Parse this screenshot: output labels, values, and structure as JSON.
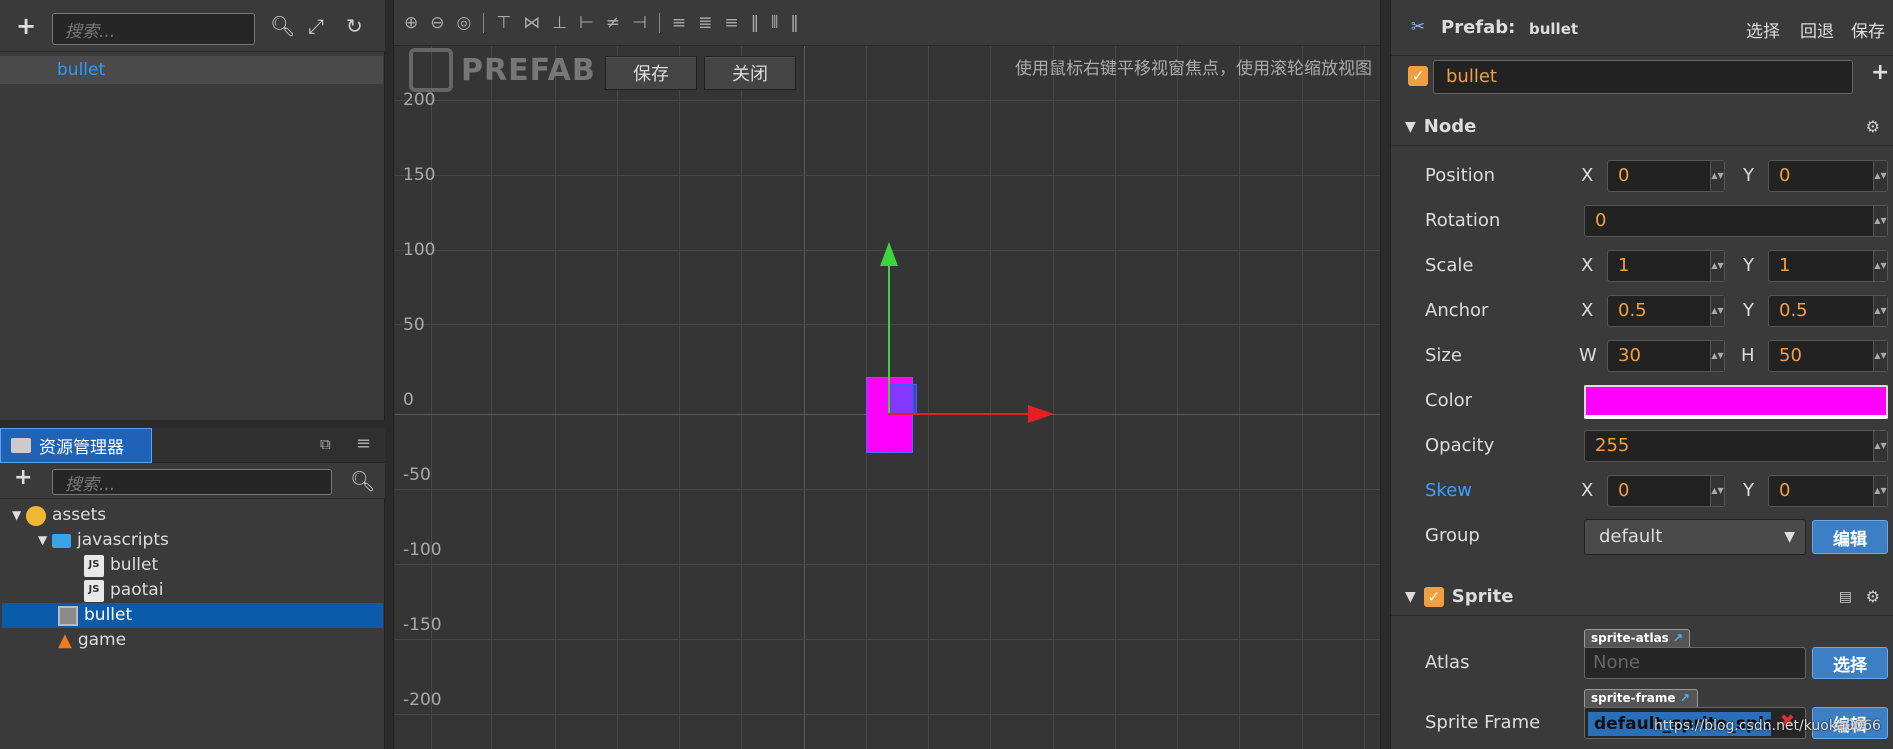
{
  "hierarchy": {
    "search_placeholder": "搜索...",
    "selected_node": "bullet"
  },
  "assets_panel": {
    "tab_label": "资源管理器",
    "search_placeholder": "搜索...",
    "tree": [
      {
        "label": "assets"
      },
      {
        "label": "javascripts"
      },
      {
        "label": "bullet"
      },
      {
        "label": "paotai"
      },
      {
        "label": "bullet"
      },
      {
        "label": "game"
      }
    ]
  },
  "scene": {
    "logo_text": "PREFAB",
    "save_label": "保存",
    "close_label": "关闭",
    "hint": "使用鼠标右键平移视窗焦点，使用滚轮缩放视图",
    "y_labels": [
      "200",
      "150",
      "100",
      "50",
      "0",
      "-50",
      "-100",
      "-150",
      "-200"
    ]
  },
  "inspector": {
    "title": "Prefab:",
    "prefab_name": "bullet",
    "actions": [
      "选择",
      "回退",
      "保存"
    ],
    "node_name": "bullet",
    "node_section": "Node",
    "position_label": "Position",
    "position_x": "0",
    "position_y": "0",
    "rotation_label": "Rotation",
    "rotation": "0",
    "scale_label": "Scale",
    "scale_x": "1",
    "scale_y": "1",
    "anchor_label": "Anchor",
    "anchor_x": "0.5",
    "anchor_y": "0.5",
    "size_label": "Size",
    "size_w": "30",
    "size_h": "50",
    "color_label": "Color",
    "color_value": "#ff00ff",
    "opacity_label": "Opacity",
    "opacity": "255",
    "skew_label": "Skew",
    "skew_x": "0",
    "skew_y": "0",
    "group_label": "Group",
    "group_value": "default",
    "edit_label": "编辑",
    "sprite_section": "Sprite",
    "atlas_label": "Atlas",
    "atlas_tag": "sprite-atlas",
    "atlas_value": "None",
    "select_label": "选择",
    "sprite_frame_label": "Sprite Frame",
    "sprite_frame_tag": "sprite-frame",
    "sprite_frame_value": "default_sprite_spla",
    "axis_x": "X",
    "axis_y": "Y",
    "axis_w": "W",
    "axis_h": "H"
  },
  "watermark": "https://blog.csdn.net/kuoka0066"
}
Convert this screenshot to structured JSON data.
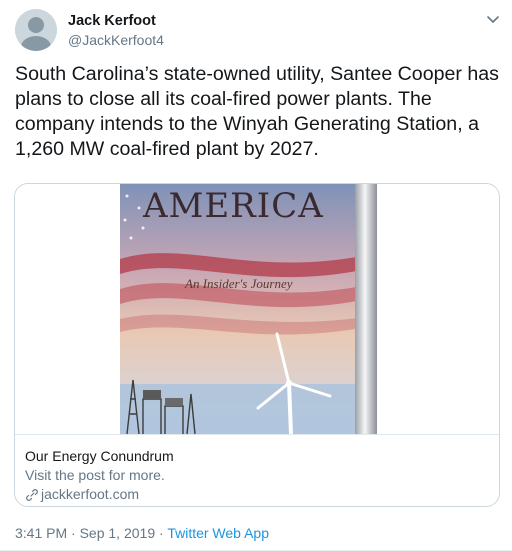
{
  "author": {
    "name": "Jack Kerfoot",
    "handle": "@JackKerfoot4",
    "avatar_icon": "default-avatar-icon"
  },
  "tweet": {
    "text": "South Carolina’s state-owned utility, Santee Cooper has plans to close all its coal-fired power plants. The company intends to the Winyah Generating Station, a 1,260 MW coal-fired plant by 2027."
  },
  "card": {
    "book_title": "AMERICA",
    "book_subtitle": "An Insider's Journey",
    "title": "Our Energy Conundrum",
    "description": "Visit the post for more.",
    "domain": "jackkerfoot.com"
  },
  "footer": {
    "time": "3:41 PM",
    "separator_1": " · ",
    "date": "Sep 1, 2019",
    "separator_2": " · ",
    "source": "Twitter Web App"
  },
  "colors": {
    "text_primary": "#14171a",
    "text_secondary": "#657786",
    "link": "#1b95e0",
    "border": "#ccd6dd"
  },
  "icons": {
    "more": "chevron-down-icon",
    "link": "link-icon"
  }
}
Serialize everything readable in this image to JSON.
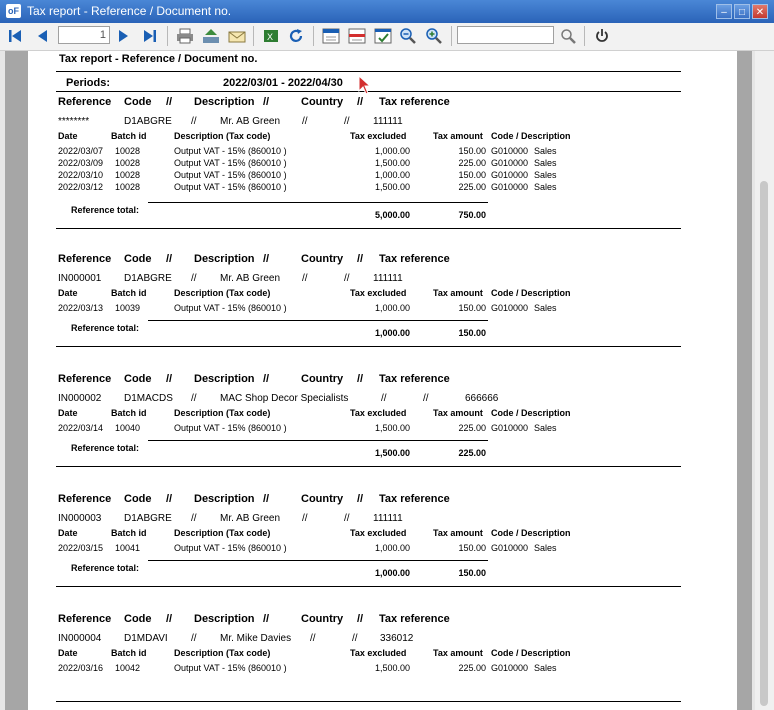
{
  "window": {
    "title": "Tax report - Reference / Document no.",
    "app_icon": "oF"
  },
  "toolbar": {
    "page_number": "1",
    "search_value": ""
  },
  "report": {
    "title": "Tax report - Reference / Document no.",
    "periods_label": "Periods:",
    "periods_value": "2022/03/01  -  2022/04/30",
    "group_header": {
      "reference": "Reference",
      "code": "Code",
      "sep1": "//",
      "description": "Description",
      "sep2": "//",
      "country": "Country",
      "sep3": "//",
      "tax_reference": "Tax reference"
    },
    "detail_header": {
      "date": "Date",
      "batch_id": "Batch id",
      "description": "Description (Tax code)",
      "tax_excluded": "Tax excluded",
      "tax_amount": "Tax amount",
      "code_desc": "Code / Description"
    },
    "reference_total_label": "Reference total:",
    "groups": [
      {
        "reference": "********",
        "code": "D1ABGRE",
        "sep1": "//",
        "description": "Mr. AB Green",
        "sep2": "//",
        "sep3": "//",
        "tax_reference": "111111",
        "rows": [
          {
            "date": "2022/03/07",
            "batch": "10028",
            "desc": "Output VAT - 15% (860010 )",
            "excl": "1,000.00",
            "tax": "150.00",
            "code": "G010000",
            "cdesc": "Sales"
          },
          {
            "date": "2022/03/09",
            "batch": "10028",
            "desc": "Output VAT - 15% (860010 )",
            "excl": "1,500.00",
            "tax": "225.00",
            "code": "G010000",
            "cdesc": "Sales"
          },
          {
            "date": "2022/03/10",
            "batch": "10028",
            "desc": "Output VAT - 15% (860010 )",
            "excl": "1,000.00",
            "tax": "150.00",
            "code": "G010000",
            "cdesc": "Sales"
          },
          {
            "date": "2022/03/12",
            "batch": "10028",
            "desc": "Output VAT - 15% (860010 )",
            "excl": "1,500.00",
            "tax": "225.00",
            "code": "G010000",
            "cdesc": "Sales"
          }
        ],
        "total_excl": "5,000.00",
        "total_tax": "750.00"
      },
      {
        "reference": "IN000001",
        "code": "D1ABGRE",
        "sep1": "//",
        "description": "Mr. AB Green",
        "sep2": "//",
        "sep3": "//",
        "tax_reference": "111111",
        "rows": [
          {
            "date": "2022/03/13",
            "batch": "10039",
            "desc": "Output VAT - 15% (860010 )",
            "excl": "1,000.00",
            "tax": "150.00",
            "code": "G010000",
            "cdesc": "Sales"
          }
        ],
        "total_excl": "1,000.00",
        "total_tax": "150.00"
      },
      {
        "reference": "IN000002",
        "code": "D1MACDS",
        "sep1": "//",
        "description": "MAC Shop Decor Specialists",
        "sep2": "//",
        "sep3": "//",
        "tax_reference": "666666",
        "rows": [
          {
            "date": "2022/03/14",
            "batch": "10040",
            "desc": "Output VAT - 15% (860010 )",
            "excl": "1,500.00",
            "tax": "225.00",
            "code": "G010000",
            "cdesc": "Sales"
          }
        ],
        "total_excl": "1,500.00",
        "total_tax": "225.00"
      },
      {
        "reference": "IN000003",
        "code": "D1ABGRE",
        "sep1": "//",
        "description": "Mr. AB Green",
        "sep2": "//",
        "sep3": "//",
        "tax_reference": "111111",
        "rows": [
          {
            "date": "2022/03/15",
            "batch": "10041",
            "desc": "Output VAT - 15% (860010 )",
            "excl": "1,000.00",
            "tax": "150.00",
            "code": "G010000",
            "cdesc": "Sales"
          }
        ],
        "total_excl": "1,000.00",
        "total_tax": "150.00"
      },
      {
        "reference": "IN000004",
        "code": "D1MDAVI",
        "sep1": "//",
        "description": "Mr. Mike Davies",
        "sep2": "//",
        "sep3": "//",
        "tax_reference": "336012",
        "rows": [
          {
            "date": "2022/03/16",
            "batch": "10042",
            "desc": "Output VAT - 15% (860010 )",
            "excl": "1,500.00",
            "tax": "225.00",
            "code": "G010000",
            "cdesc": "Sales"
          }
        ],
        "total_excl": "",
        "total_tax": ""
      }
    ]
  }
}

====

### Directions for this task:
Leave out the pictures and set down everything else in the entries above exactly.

### Exercise output:
Parse this screenshot: output labels, values, and structure as JSON.
{
  "hierarchy": {
    "search_placeholder": "搜索...",
    "selected_node": "bullet"
  },
  "assets_panel": {
    "tab_label": "资源管理器",
    "search_placeholder": "搜索...",
    "tree": [
      {
        "label": "assets"
      },
      {
        "label": "javascripts"
      },
      {
        "label": "bullet"
      },
      {
        "label": "paotai"
      },
      {
        "label": "bullet"
      },
      {
        "label": "game"
      }
    ]
  },
  "scene": {
    "logo_text": "PREFAB",
    "save_label": "保存",
    "close_label": "关闭",
    "hint": "使用鼠标右键平移视窗焦点，使用滚轮缩放视图",
    "y_labels": [
      "200",
      "150",
      "100",
      "50",
      "0",
      "-50",
      "-100",
      "-150",
      "-200"
    ]
  },
  "inspector": {
    "title": "Prefab:",
    "prefab_name": "bullet",
    "actions": [
      "选择",
      "回退",
      "保存"
    ],
    "node_name": "bullet",
    "node_section": "Node",
    "position_label": "Position",
    "position_x": "0",
    "position_y": "0",
    "rotation_label": "Rotation",
    "rotation": "0",
    "scale_label": "Scale",
    "scale_x": "1",
    "scale_y": "1",
    "anchor_label": "Anchor",
    "anchor_x": "0.5",
    "anchor_y": "0.5",
    "size_label": "Size",
    "size_w": "30",
    "size_h": "50",
    "color_label": "Color",
    "color_value": "#ff00ff",
    "opacity_label": "Opacity",
    "opacity": "255",
    "skew_label": "Skew",
    "skew_x": "0",
    "skew_y": "0",
    "group_label": "Group",
    "group_value": "default",
    "edit_label": "编辑",
    "sprite_section": "Sprite",
    "atlas_label": "Atlas",
    "atlas_tag": "sprite-atlas",
    "atlas_value": "None",
    "select_label": "选择",
    "sprite_frame_label": "Sprite Frame",
    "sprite_frame_tag": "sprite-frame",
    "sprite_frame_value": "default_sprite_spla",
    "axis_x": "X",
    "axis_y": "Y",
    "axis_w": "W",
    "axis_h": "H"
  },
  "watermark": "https://blog.csdn.net/kuoka0066"
}
Convert this screenshot to structured JSON data.
{
  "author": {
    "name": "Jack Kerfoot",
    "handle": "@JackKerfoot4",
    "avatar_icon": "default-avatar-icon"
  },
  "tweet": {
    "text": "South Carolina’s state-owned utility, Santee Cooper has plans to close all its coal-fired power plants. The company intends to the Winyah Generating Station, a 1,260 MW coal-fired plant by 2027."
  },
  "card": {
    "book_title": "AMERICA",
    "book_subtitle": "An Insider's Journey",
    "title": "Our Energy Conundrum",
    "description": "Visit the post for more.",
    "domain": "jackkerfoot.com"
  },
  "footer": {
    "time": "3:41 PM",
    "separator_1": " · ",
    "date": "Sep 1, 2019",
    "separator_2": " · ",
    "source": "Twitter Web App"
  },
  "colors": {
    "text_primary": "#14171a",
    "text_secondary": "#657786",
    "link": "#1b95e0",
    "border": "#ccd6dd"
  },
  "icons": {
    "more": "chevron-down-icon",
    "link": "link-icon"
  }
}
Serialize everything readable in this image to JSON.
{
  "window": {
    "title": "Tax report - Reference / Document no.",
    "app_icon": "oF"
  },
  "toolbar": {
    "page_number": "1",
    "search_value": ""
  },
  "report": {
    "title": "Tax report - Reference / Document no.",
    "periods_label": "Periods:",
    "periods_value": "2022/03/01  -  2022/04/30",
    "group_header": {
      "reference": "Reference",
      "code": "Code",
      "sep1": "//",
      "description": "Description",
      "sep2": "//",
      "country": "Country",
      "sep3": "//",
      "tax_reference": "Tax reference"
    },
    "detail_header": {
      "date": "Date",
      "batch_id": "Batch id",
      "description": "Description (Tax code)",
      "tax_excluded": "Tax excluded",
      "tax_amount": "Tax amount",
      "code_desc": "Code / Description"
    },
    "reference_total_label": "Reference total:",
    "groups": [
      {
        "reference": "********",
        "code": "D1ABGRE",
        "sep1": "//",
        "description": "Mr. AB Green",
        "sep2": "//",
        "sep3": "//",
        "tax_reference": "111111",
        "rows": [
          {
            "date": "2022/03/07",
            "batch": "10028",
            "desc": "Output VAT - 15% (860010 )",
            "excl": "1,000.00",
            "tax": "150.00",
            "code": "G010000",
            "cdesc": "Sales"
          },
          {
            "date": "2022/03/09",
            "batch": "10028",
            "desc": "Output VAT - 15% (860010 )",
            "excl": "1,500.00",
            "tax": "225.00",
            "code": "G010000",
            "cdesc": "Sales"
          },
          {
            "date": "2022/03/10",
            "batch": "10028",
            "desc": "Output VAT - 15% (860010 )",
            "excl": "1,000.00",
            "tax": "150.00",
            "code": "G010000",
            "cdesc": "Sales"
          },
          {
            "date": "2022/03/12",
            "batch": "10028",
            "desc": "Output VAT - 15% (860010 )",
            "excl": "1,500.00",
            "tax": "225.00",
            "code": "G010000",
            "cdesc": "Sales"
          }
        ],
        "total_excl": "5,000.00",
        "total_tax": "750.00"
      },
      {
        "reference": "IN000001",
        "code": "D1ABGRE",
        "sep1": "//",
        "description": "Mr. AB Green",
        "sep2": "//",
        "sep3": "//",
        "tax_reference": "111111",
        "rows": [
          {
            "date": "2022/03/13",
            "batch": "10039",
            "desc": "Output VAT - 15% (860010 )",
            "excl": "1,000.00",
            "tax": "150.00",
            "code": "G010000",
            "cdesc": "Sales"
          }
        ],
        "total_excl": "1,000.00",
        "total_tax": "150.00"
      },
      {
        "reference": "IN000002",
        "code": "D1MACDS",
        "sep1": "//",
        "description": "MAC Shop Decor Specialists",
        "sep2": "//",
        "sep3": "//",
        "tax_reference": "666666",
        "rows": [
          {
            "date": "2022/03/14",
            "batch": "10040",
            "desc": "Output VAT - 15% (860010 )",
            "excl": "1,500.00",
            "tax": "225.00",
            "code": "G010000",
            "cdesc": "Sales"
          }
        ],
        "total_excl": "1,500.00",
        "total_tax": "225.00"
      },
      {
        "reference": "IN000003",
        "code": "D1ABGRE",
        "sep1": "//",
        "description": "Mr. AB Green",
        "sep2": "//",
        "sep3": "//",
        "tax_reference": "111111",
        "rows": [
          {
            "date": "2022/03/15",
            "batch": "10041",
            "desc": "Output VAT - 15% (860010 )",
            "excl": "1,000.00",
            "tax": "150.00",
            "code": "G010000",
            "cdesc": "Sales"
          }
        ],
        "total_excl": "1,000.00",
        "total_tax": "150.00"
      },
      {
        "reference": "IN000004",
        "code": "D1MDAVI",
        "sep1": "//",
        "description": "Mr. Mike Davies",
        "sep2": "//",
        "sep3": "//",
        "tax_reference": "336012",
        "rows": [
          {
            "date": "2022/03/16",
            "batch": "10042",
            "desc": "Output VAT - 15% (860010 )",
            "excl": "1,500.00",
            "tax": "225.00",
            "code": "G010000",
            "cdesc": "Sales"
          }
        ],
        "total_excl": "",
        "total_tax": ""
      }
    ]
  }
}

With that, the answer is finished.